Darwin K (fr) wrote: very out there & trippy.

Alexander P (gb) wrote: A really good film from Wajda, exciting, romantic, horrific and entertaining. The final day of WWII in a Polish town following two assassins attempting to correct the wrongs of a failed assassination attempt and the main characters turmoil between love and duty. A moving film and a really good one.

Travis R (us) wrote: Although its allegedly adapted from the Ernest Hemingway novel of the same name, To Have and Have Not is so clearly a rip-off of Casablanca that it's a little embarrassing. That said, it really speaks to the quality of Casablanca (or, perhaps more likely, the talent in this movie) that a knock-off could be this good. To Have and Have Not has all of Howard Hawks' signature flourishes and character archetypes to the point that it might be his most quintessential work.
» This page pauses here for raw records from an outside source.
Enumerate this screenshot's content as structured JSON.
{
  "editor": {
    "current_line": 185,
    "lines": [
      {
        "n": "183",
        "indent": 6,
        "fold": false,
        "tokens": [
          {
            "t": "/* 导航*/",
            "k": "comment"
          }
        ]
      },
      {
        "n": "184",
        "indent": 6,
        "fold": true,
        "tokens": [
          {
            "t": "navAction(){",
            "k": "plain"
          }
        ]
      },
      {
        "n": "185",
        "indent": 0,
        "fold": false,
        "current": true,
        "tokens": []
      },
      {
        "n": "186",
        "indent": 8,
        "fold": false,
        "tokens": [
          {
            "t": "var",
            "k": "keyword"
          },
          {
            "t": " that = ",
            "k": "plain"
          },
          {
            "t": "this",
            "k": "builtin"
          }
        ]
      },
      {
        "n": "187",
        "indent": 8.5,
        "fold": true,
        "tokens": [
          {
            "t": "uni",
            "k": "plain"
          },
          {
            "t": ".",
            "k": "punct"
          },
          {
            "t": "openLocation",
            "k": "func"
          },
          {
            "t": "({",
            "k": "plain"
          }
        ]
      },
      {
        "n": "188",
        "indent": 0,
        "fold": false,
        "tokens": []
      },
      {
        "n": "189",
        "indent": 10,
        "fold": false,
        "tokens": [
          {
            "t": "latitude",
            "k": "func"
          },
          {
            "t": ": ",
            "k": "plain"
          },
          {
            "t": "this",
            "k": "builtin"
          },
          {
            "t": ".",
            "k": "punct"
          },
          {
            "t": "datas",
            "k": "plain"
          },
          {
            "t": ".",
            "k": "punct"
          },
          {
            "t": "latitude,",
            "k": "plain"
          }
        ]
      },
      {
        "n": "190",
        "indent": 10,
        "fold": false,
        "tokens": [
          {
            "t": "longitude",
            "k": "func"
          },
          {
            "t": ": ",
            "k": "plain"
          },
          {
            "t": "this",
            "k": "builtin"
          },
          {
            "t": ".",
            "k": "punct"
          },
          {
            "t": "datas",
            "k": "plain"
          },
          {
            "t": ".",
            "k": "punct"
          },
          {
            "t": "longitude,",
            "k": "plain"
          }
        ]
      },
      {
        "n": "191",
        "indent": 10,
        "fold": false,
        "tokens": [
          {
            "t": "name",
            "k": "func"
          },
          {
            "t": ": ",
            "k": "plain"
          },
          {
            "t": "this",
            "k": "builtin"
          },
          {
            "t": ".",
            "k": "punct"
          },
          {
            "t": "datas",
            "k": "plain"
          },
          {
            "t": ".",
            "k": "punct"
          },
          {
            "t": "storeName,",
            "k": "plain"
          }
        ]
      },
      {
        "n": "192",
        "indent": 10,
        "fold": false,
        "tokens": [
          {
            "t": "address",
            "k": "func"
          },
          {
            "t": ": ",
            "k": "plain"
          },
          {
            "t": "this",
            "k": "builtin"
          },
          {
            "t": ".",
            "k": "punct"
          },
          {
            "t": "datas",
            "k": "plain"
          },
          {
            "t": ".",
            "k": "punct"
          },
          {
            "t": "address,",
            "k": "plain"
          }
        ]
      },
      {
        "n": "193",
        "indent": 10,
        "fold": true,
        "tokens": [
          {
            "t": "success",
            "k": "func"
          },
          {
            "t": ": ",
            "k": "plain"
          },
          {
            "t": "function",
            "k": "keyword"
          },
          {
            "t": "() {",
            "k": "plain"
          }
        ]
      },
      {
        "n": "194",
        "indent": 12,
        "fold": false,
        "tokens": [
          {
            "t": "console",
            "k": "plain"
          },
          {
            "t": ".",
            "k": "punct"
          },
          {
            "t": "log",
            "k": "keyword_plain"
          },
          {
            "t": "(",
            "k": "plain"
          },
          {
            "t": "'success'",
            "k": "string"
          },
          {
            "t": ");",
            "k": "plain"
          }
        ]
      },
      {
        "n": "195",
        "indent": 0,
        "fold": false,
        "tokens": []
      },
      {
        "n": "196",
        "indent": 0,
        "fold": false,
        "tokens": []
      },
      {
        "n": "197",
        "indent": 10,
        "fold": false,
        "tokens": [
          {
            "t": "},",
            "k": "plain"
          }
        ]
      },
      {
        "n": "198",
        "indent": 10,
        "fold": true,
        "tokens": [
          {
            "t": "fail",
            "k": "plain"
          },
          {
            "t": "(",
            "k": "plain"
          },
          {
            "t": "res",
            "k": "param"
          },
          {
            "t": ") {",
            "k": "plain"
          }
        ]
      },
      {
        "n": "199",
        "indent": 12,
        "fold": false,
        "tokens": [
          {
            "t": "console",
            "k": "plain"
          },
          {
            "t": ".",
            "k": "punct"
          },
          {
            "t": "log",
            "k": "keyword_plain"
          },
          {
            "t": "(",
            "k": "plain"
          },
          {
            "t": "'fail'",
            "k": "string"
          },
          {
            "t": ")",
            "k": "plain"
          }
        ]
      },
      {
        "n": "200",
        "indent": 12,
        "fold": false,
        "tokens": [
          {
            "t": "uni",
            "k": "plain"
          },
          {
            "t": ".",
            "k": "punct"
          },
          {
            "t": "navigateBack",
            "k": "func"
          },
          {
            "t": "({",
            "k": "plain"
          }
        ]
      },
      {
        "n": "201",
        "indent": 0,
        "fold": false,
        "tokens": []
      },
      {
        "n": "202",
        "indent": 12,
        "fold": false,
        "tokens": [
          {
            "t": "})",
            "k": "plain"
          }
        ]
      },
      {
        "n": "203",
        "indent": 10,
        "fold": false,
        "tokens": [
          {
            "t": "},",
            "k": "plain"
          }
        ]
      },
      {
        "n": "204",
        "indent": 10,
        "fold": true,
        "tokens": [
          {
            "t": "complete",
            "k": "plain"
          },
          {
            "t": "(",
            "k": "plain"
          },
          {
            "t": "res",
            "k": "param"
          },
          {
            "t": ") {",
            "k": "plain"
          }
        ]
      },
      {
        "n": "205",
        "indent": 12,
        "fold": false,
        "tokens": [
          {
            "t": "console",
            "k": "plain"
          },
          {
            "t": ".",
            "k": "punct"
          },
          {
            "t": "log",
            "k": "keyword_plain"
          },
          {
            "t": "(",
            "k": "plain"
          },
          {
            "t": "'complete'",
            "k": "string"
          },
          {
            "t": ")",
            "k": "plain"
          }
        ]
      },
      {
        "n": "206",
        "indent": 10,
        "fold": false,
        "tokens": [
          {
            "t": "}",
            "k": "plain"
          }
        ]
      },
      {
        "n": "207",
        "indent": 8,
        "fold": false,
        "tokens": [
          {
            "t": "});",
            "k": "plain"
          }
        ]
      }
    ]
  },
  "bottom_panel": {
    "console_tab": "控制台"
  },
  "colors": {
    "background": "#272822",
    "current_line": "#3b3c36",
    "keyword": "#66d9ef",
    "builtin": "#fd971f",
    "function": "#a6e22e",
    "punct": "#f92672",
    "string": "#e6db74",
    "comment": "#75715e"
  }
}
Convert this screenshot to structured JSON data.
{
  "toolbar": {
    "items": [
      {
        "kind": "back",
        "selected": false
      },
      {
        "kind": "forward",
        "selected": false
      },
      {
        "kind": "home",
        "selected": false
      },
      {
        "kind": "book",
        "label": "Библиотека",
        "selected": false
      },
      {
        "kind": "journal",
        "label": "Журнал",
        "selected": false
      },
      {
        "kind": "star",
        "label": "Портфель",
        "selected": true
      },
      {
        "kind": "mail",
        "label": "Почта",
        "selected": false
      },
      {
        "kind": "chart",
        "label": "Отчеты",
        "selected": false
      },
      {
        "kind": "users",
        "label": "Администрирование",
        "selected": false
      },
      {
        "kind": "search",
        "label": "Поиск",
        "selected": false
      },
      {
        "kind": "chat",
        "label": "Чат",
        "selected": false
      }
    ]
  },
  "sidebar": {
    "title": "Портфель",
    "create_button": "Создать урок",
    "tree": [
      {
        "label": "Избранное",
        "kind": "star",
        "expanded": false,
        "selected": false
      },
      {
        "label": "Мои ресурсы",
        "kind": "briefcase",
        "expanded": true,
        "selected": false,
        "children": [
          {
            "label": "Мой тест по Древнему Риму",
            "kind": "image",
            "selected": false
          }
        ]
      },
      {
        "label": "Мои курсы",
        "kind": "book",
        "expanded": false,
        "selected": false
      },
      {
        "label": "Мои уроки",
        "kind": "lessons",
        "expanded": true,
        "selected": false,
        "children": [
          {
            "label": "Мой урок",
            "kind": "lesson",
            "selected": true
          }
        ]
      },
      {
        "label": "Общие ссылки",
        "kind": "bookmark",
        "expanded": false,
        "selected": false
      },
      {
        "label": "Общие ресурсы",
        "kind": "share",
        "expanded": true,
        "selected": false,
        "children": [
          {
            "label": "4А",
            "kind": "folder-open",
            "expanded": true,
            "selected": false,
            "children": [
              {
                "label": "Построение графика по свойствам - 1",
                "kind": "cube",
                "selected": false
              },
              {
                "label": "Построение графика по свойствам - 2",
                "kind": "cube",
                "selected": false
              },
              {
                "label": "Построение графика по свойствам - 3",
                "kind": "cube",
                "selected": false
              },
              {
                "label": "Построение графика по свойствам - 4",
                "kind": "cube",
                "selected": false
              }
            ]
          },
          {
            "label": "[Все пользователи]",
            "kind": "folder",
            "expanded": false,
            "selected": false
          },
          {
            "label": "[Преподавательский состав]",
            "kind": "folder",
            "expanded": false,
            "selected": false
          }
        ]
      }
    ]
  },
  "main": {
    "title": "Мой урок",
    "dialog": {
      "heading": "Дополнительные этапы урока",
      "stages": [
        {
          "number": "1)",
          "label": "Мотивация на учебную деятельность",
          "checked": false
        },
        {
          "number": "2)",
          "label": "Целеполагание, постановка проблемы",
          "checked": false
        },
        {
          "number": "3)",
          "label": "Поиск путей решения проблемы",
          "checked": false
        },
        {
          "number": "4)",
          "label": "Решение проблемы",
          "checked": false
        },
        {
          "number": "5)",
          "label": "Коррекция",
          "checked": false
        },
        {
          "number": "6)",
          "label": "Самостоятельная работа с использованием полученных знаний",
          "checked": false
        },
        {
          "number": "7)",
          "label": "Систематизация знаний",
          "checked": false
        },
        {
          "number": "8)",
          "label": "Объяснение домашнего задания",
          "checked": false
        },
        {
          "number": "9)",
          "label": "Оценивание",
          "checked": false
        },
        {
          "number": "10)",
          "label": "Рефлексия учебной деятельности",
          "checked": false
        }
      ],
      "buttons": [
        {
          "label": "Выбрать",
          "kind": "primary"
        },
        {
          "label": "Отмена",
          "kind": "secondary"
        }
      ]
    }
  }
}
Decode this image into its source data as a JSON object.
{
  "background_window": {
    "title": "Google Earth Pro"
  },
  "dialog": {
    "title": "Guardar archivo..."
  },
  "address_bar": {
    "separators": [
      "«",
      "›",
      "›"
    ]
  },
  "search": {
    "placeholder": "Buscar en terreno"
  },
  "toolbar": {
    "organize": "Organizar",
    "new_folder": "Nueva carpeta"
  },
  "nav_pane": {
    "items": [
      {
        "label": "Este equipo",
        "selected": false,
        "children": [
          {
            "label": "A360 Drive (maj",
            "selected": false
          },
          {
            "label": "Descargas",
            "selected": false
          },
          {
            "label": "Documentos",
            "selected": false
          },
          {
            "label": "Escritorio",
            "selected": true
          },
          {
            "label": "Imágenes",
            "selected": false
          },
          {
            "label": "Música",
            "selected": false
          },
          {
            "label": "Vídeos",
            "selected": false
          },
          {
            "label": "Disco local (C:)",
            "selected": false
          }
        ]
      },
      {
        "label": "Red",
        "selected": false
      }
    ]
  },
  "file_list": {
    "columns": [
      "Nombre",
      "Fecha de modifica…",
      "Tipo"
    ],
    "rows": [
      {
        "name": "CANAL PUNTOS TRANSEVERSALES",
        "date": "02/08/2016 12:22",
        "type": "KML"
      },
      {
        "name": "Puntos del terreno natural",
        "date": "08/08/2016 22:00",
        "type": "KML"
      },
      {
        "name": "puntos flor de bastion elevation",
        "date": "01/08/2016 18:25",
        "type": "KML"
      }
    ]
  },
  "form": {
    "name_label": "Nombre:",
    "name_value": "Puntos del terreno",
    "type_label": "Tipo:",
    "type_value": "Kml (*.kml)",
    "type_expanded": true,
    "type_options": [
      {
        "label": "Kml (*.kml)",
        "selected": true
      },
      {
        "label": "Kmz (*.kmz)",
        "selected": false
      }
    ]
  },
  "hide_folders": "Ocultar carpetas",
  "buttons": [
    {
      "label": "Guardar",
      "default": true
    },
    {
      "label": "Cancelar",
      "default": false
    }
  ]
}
The script (penned partially by William Faulkner) is sharp, the performances are solid, and - it's impossible to discuss this film without bringing up this final point - the chemistry between Bogart and Bacall (their first of four screen performances together) is just incredible. If only all derivative works were this inspired.

Thomas R (mx) wrote: Ashley Hinshaw (Angelina) seems emotionless throughout and is a fairly hollow performance. No real plot and pretty flimsy middle and end.

Chucho E Q (ca) wrote: I need to watch it again before re-rating it.

Joseph H (gb) wrote: One of the best movies of all time! Predator is a great action, horror, thrill ride that will never get old!